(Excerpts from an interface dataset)
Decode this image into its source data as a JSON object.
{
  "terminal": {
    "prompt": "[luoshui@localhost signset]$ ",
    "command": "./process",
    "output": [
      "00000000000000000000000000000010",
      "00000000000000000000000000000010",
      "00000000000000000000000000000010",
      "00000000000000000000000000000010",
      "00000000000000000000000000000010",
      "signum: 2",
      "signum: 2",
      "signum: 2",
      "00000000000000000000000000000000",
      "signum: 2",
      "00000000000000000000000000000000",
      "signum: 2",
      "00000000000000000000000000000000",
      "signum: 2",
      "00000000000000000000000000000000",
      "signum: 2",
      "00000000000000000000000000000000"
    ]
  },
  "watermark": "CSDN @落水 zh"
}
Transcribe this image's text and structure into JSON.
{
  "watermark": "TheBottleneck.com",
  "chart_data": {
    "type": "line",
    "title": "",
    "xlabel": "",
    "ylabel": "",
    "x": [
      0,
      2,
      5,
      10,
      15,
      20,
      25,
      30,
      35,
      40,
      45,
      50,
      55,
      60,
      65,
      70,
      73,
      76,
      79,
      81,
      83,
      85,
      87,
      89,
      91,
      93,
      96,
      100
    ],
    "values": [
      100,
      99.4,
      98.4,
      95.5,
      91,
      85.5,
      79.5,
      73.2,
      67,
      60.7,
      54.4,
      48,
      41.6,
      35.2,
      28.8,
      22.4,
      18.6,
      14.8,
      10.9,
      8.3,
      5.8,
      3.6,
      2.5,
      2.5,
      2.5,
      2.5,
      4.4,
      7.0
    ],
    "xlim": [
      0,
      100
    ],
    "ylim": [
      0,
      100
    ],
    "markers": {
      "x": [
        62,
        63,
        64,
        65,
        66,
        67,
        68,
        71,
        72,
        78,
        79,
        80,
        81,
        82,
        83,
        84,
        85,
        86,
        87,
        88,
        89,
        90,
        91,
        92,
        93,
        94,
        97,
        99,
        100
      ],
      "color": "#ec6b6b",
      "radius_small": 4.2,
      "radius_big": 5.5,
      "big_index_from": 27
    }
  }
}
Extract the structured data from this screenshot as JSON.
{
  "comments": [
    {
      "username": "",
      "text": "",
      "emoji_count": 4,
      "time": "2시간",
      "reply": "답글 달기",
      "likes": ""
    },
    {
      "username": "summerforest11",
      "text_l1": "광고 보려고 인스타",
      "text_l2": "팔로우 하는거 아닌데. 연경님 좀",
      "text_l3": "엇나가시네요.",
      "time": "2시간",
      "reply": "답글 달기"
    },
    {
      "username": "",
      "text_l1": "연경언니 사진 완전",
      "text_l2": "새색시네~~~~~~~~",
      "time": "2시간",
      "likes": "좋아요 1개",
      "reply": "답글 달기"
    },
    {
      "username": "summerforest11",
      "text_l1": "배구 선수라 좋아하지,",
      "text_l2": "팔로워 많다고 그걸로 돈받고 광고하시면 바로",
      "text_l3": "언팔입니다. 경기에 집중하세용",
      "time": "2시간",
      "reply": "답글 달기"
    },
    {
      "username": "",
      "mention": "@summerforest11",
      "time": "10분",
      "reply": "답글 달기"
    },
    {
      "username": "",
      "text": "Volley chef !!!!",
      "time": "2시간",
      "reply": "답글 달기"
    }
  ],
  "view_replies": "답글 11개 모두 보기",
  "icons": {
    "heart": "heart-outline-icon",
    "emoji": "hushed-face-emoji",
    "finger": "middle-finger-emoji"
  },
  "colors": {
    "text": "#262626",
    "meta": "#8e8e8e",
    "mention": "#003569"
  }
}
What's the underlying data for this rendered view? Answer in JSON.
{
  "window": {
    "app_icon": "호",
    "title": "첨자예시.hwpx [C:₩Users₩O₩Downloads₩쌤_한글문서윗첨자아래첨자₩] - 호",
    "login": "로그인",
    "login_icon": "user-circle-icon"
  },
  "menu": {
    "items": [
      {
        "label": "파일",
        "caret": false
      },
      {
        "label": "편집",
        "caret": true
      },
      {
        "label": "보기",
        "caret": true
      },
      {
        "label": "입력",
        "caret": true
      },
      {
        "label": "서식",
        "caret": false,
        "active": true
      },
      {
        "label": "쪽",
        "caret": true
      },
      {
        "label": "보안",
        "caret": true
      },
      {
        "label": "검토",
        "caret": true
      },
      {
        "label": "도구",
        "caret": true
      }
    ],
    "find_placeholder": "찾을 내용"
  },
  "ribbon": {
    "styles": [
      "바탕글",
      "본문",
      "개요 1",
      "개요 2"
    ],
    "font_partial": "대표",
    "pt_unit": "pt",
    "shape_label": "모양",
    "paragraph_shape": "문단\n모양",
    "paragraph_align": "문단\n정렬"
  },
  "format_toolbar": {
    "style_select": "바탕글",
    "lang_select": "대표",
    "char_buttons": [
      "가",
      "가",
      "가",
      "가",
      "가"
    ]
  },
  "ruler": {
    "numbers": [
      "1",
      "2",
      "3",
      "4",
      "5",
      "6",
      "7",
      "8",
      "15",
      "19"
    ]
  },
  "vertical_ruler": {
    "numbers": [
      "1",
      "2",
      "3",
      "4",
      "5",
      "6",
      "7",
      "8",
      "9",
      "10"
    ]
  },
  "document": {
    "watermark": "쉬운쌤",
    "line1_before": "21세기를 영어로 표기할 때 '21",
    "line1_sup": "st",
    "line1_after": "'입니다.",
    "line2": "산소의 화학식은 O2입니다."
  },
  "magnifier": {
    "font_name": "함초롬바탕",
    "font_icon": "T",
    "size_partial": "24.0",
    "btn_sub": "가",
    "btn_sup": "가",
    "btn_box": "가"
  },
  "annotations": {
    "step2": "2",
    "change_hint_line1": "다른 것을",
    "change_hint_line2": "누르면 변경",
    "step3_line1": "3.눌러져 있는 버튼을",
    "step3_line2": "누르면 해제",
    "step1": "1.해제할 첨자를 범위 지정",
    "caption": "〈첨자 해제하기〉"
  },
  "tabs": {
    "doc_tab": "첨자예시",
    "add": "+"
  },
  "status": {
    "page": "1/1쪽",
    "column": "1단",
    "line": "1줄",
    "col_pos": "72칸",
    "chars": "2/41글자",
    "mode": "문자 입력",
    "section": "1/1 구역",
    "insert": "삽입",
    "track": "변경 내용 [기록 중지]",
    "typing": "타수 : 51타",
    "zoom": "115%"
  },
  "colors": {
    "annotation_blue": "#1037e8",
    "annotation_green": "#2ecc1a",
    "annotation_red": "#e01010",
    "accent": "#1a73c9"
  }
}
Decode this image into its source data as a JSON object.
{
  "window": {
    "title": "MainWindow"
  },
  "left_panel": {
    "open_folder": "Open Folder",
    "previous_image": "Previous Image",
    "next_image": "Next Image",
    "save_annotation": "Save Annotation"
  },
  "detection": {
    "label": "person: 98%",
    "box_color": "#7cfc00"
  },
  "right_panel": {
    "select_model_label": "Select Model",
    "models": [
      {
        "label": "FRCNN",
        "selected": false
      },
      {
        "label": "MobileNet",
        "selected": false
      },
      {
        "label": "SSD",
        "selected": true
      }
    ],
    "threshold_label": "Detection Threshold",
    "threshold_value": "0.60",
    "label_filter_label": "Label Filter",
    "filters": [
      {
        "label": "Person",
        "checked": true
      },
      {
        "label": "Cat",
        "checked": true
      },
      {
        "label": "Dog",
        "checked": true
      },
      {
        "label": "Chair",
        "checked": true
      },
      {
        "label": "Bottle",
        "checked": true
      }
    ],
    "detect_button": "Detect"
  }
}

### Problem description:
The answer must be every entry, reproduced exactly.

### Your solution:
Decode this image into its source data as a JSON object.
{
  "terminal": {
    "prompt": "[luoshui@localhost signset]$ ",
    "command": "./process",
    "output": [
      "00000000000000000000000000000010",
      "00000000000000000000000000000010",
      "00000000000000000000000000000010",
      "00000000000000000000000000000010",
      "00000000000000000000000000000010",
      "signum: 2",
      "signum: 2",
      "signum: 2",
      "00000000000000000000000000000000",
      "signum: 2",
      "00000000000000000000000000000000",
      "signum: 2",
      "00000000000000000000000000000000",
      "signum: 2",
      "00000000000000000000000000000000",
      "signum: 2",
      "00000000000000000000000000000000"
    ]
  },
  "watermark": "CSDN @落水 zh"
}
Transcribe this image's text and structure into JSON.
{
  "watermark": "TheBottleneck.com",
  "chart_data": {
    "type": "line",
    "title": "",
    "xlabel": "",
    "ylabel": "",
    "x": [
      0,
      2,
      5,
      10,
      15,
      20,
      25,
      30,
      35,
      40,
      45,
      50,
      55,
      60,
      65,
      70,
      73,
      76,
      79,
      81,
      83,
      85,
      87,
      89,
      91,
      93,
      96,
      100
    ],
    "values": [
      100,
      99.4,
      98.4,
      95.5,
      91,
      85.5,
      79.5,
      73.2,
      67,
      60.7,
      54.4,
      48,
      41.6,
      35.2,
      28.8,
      22.4,
      18.6,
      14.8,
      10.9,
      8.3,
      5.8,
      3.6,
      2.5,
      2.5,
      2.5,
      2.5,
      4.4,
      7.0
    ],
    "xlim": [
      0,
      100
    ],
    "ylim": [
      0,
      100
    ],
    "markers": {
      "x": [
        62,
        63,
        64,
        65,
        66,
        67,
        68,
        71,
        72,
        78,
        79,
        80,
        81,
        82,
        83,
        84,
        85,
        86,
        87,
        88,
        89,
        90,
        91,
        92,
        93,
        94,
        97,
        99,
        100
      ],
      "color": "#ec6b6b",
      "radius_small": 4.2,
      "radius_big": 5.5,
      "big_index_from": 27
    }
  }
}
Extract the structured data from this screenshot as JSON.
{
  "comments": [
    {
      "username": "",
      "text": "",
      "emoji_count": 4,
      "time": "2시간",
      "reply": "답글 달기",
      "likes": ""
    },
    {
      "username": "summerforest11",
      "text_l1": "광고 보려고 인스타",
      "text_l2": "팔로우 하는거 아닌데. 연경님 좀",
      "text_l3": "엇나가시네요.",
      "time": "2시간",
      "reply": "답글 달기"
    },
    {
      "username": "",
      "text_l1": "연경언니 사진 완전",
      "text_l2": "새색시네~~~~~~~~",
      "time": "2시간",
      "likes": "좋아요 1개",
      "reply": "답글 달기"
    },
    {
      "username": "summerforest11",
      "text_l1": "배구 선수라 좋아하지,",
      "text_l2": "팔로워 많다고 그걸로 돈받고 광고하시면 바로",
      "text_l3": "언팔입니다. 경기에 집중하세용",
      "time": "2시간",
      "reply": "답글 달기"
    },
    {
      "username": "",
      "mention": "@summerforest11",
      "time": "10분",
      "reply": "답글 달기"
    },
    {
      "username": "",
      "text": "Volley chef !!!!",
      "time": "2시간",
      "reply": "답글 달기"
    }
  ],
  "view_replies": "답글 11개 모두 보기",
  "icons": {
    "heart": "heart-outline-icon",
    "emoji": "hushed-face-emoji",
    "finger": "middle-finger-emoji"
  },
  "colors": {
    "text": "#262626",
    "meta": "#8e8e8e",
    "mention": "#003569"
  }
}
What's the underlying data for this rendered view? Answer in JSON.
{
  "window": {
    "app_icon": "호",
    "title": "첨자예시.hwpx [C:₩Users₩O₩Downloads₩쌤_한글문서윗첨자아래첨자₩] - 호",
    "login": "로그인",
    "login_icon": "user-circle-icon"
  },
  "menu": {
    "items": [
      {
        "label": "파일",
        "caret": false
      },
      {
        "label": "편집",
        "caret": true
      },
      {
        "label": "보기",
        "caret": true
      },
      {
        "label": "입력",
        "caret": true
      },
      {
        "label": "서식",
        "caret": false,
        "active": true
      },
      {
        "label": "쪽",
        "caret": true
      },
      {
        "label": "보안",
        "caret": true
      },
      {
        "label": "검토",
        "caret": true
      },
      {
        "label": "도구",
        "caret": true
      }
    ],
    "find_placeholder": "찾을 내용"
  },
  "ribbon": {
    "styles": [
      "바탕글",
      "본문",
      "개요 1",
      "개요 2"
    ],
    "font_partial": "대표",
    "pt_unit": "pt",
    "shape_label": "모양",
    "paragraph_shape": "문단\n모양",
    "paragraph_align": "문단\n정렬"
  },
  "format_toolbar": {
    "style_select": "바탕글",
    "lang_select": "대표",
    "char_buttons": [
      "가",
      "가",
      "가",
      "가",
      "가"
    ]
  },
  "ruler": {
    "numbers": [
      "1",
      "2",
      "3",
      "4",
      "5",
      "6",
      "7",
      "8",
      "15",
      "19"
    ]
  },
  "vertical_ruler": {
    "numbers": [
      "1",
      "2",
      "3",
      "4",
      "5",
      "6",
      "7",
      "8",
      "9",
      "10"
    ]
  },
  "document": {
    "watermark": "쉬운쌤",
    "line1_before": "21세기를 영어로 표기할 때 '21",
    "line1_sup": "st",
    "line1_after": "'입니다.",
    "line2": "산소의 화학식은 O2입니다."
  },
  "magnifier": {
    "font_name": "함초롬바탕",
    "font_icon": "T",
    "size_partial": "24.0",
    "btn_sub": "가",
    "btn_sup": "가",
    "btn_box": "가"
  },
  "annotations": {
    "step2": "2",
    "change_hint_line1": "다른 것을",
    "change_hint_line2": "누르면 변경",
    "step3_line1": "3.눌러져 있는 버튼을",
    "step3_line2": "누르면 해제",
    "step1": "1.해제할 첨자를 범위 지정",
    "caption": "〈첨자 해제하기〉"
  },
  "tabs": {
    "doc_tab": "첨자예시",
    "add": "+"
  },
  "status": {
    "page": "1/1쪽",
    "column": "1단",
    "line": "1줄",
    "col_pos": "72칸",
    "chars": "2/41글자",
    "mode": "문자 입력",
    "section": "1/1 구역",
    "insert": "삽입",
    "track": "변경 내용 [기록 중지]",
    "typing": "타수 : 51타",
    "zoom": "115%"
  },
  "colors": {
    "annotation_blue": "#1037e8",
    "annotation_green": "#2ecc1a",
    "annotation_red": "#e01010",
    "accent": "#1a73c9"
  }
}
Decode this image into its source data as a JSON object.
{
  "window": {
    "title": "MainWindow"
  },
  "left_panel": {
    "open_folder": "Open Folder",
    "previous_image": "Previous Image",
    "next_image": "Next Image",
    "save_annotation": "Save Annotation"
  },
  "detection": {
    "label": "person: 98%",
    "box_color": "#7cfc00"
  },
  "right_panel": {
    "select_model_label": "Select Model",
    "models": [
      {
        "label": "FRCNN",
        "selected": false
      },
      {
        "label": "MobileNet",
        "selected": false
      },
      {
        "label": "SSD",
        "selected": true
      }
    ],
    "threshold_label": "Detection Threshold",
    "threshold_value": "0.60",
    "label_filter_label": "Label Filter",
    "filters": [
      {
        "label": "Person",
        "checked": true
      },
      {
        "label": "Cat",
        "checked": true
      },
      {
        "label": "Dog",
        "checked": true
      },
      {
        "label": "Chair",
        "checked": true
      },
      {
        "label": "Bottle",
        "checked": true
      }
    ],
    "detect_button": "Detect"
  }
}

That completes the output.